What is expected >> I need the number of lines in the listing below that contain "JSON", and only that number.

Records to use >>
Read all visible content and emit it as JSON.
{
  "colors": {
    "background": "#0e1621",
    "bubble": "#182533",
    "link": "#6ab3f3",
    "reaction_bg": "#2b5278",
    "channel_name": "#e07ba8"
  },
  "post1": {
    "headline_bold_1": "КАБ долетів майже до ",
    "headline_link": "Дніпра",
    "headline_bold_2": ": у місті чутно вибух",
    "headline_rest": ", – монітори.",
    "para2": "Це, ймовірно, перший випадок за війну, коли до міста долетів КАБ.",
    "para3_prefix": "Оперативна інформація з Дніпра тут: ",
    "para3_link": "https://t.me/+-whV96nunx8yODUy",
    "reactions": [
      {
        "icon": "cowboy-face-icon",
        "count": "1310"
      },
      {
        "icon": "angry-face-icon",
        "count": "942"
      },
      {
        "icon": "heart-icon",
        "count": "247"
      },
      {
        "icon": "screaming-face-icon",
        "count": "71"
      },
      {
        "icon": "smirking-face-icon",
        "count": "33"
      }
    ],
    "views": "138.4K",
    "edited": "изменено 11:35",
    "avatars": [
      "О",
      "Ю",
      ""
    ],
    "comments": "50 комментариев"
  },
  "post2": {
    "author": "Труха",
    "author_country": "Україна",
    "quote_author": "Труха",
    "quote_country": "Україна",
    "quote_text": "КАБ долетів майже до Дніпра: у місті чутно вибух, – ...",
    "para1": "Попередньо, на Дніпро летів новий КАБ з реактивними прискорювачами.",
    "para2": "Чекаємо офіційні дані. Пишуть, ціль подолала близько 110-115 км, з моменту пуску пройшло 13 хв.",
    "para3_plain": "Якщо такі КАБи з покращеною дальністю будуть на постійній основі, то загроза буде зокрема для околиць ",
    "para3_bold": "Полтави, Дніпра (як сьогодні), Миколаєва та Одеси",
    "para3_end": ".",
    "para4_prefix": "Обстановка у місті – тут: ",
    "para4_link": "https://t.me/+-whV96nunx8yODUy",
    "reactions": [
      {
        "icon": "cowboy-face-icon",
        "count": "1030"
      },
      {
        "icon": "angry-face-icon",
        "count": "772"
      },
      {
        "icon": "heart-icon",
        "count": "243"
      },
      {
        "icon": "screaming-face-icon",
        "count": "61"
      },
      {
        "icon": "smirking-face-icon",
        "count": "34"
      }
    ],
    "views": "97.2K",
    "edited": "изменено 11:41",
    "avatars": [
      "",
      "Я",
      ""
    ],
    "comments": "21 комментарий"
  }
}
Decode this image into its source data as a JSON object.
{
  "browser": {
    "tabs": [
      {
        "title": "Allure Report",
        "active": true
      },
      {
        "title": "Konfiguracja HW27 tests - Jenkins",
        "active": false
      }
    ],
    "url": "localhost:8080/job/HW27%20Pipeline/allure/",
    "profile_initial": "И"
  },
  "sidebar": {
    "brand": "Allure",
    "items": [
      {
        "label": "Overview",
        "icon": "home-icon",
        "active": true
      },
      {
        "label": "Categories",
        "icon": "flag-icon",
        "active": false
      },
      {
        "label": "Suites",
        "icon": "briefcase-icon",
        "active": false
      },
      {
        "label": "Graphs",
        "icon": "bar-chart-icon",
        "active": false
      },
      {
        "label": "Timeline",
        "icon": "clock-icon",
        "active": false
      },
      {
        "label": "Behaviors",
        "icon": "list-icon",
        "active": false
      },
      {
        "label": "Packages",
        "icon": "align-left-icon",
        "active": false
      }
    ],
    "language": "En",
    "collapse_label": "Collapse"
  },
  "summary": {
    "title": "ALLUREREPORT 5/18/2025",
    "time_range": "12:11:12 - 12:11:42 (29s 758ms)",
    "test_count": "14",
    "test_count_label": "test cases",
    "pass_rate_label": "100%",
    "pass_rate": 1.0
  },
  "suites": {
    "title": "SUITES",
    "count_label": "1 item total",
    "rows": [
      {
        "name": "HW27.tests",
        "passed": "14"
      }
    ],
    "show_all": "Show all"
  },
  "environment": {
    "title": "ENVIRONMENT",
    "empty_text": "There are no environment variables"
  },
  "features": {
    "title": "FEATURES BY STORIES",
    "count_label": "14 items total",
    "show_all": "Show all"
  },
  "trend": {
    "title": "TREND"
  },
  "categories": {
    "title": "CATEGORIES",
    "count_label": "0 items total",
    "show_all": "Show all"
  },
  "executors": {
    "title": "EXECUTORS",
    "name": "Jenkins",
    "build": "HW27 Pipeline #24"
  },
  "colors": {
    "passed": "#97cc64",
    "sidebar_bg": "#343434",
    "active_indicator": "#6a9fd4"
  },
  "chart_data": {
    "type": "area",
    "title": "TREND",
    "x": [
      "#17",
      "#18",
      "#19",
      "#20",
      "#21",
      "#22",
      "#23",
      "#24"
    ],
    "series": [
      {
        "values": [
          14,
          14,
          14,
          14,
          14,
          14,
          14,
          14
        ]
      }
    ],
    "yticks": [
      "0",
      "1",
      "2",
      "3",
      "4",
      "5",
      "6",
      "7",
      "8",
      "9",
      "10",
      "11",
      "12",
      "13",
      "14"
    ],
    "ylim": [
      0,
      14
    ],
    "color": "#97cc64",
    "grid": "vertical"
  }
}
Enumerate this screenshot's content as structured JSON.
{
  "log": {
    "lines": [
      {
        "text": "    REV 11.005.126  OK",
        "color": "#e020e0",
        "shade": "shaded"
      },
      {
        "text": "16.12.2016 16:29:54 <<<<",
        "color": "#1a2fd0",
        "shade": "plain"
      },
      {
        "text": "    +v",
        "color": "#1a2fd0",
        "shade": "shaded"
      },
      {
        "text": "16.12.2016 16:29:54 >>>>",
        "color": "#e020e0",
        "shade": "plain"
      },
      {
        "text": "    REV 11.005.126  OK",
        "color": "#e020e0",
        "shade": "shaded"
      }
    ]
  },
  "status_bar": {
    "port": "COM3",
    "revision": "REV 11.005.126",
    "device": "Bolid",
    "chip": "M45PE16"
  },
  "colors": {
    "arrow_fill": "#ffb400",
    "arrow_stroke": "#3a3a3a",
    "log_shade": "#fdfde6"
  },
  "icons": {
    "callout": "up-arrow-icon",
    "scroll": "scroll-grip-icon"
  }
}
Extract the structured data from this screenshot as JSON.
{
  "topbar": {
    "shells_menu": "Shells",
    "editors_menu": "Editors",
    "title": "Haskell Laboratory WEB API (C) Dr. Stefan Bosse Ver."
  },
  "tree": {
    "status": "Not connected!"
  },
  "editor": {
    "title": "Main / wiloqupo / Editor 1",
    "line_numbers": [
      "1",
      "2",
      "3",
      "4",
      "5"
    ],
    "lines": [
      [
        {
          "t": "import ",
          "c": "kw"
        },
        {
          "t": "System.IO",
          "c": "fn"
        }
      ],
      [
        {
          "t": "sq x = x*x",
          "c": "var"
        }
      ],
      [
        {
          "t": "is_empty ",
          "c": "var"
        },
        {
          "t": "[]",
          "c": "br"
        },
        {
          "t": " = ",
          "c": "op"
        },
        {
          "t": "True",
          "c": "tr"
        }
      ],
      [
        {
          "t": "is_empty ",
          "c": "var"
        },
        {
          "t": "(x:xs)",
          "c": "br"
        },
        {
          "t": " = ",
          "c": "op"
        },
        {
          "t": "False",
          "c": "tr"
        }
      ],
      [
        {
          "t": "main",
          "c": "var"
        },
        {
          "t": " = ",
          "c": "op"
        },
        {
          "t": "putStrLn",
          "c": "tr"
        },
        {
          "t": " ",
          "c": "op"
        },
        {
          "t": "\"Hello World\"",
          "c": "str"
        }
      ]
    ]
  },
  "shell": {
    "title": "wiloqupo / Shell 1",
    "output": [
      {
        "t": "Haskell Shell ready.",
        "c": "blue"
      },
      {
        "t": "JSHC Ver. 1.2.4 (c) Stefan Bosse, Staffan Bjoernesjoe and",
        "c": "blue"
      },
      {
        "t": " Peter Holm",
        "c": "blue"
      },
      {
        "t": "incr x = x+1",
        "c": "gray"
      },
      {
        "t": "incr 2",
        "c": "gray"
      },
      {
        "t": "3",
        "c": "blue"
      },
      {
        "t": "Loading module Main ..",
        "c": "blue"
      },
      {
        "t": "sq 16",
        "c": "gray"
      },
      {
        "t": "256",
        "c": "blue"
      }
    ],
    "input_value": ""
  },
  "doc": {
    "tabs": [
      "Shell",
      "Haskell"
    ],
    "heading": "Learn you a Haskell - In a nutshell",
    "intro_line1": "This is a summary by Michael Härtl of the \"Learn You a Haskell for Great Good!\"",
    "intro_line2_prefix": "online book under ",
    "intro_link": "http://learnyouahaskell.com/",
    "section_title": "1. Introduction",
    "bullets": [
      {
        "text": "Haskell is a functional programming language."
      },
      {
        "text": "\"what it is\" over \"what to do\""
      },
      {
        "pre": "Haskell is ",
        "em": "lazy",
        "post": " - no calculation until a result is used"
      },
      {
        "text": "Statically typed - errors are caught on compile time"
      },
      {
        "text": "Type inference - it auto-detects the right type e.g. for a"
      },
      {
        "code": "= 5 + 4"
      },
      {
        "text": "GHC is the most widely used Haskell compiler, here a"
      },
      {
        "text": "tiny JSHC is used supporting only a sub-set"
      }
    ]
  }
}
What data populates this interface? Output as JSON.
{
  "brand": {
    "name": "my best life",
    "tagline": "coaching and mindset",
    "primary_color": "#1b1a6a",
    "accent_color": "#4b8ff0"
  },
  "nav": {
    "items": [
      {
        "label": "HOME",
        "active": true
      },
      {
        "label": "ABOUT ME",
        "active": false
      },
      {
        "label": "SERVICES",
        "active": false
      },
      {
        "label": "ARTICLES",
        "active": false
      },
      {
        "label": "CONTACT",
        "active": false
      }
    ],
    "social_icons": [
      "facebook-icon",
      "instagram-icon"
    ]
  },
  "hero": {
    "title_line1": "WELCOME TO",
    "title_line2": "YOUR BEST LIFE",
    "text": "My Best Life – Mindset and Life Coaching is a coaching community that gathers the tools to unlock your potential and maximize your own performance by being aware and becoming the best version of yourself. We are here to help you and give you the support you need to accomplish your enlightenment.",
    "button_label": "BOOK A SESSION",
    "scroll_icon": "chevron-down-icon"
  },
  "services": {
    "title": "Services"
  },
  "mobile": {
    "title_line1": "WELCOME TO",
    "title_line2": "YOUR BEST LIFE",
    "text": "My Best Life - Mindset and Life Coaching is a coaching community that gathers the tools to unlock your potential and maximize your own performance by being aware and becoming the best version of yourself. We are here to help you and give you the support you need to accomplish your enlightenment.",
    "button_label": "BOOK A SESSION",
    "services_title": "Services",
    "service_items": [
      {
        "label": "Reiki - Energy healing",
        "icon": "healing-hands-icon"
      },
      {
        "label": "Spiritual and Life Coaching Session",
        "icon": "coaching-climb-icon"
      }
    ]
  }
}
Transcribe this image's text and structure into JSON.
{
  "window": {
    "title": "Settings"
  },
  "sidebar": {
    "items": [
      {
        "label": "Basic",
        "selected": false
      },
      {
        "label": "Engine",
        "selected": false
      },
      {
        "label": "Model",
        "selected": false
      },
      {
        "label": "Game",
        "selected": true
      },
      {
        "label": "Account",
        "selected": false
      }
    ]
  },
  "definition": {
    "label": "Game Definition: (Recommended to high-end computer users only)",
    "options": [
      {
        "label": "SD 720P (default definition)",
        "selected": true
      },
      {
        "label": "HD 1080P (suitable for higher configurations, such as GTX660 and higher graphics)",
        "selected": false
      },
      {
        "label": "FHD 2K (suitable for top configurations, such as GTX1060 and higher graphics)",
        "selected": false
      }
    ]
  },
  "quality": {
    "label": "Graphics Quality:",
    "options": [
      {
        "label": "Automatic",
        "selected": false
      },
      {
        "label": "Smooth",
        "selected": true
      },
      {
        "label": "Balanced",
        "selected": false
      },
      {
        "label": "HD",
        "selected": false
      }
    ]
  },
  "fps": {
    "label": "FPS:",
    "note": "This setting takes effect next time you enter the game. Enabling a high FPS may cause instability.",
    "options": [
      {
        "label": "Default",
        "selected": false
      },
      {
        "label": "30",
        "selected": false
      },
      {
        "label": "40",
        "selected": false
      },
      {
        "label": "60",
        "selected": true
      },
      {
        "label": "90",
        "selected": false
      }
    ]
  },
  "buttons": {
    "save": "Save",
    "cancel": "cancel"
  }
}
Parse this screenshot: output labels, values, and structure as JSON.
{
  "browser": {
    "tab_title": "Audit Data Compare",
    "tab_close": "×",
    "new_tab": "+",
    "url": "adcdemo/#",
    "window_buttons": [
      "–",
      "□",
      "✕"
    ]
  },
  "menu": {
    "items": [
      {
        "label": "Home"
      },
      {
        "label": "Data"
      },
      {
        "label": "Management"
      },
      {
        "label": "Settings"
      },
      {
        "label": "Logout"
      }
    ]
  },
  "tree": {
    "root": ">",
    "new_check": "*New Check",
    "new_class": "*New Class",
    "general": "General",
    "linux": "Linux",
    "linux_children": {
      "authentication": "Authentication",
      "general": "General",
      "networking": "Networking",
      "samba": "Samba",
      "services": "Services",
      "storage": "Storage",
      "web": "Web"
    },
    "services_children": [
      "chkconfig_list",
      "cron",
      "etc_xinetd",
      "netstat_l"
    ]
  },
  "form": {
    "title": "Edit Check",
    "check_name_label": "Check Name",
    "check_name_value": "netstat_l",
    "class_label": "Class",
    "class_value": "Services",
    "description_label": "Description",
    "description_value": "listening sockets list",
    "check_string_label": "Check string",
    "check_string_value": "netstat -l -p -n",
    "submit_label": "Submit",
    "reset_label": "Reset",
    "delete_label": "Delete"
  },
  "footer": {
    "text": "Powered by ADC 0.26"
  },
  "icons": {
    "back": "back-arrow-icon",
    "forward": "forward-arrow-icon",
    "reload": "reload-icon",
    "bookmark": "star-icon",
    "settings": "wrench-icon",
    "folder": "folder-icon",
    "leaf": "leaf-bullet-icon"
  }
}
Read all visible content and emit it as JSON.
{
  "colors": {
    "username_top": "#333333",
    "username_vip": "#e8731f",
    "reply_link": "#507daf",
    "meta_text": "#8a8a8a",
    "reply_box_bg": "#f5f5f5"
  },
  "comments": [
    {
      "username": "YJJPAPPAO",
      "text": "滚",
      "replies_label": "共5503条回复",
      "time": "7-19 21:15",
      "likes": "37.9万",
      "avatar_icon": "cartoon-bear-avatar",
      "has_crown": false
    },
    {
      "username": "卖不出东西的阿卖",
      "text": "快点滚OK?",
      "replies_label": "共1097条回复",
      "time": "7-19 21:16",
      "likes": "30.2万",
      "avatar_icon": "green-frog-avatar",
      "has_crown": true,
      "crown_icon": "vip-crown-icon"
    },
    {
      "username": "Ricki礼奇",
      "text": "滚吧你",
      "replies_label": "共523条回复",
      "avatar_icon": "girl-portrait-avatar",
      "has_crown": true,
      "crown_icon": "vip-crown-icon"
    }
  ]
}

Solved problem >> 8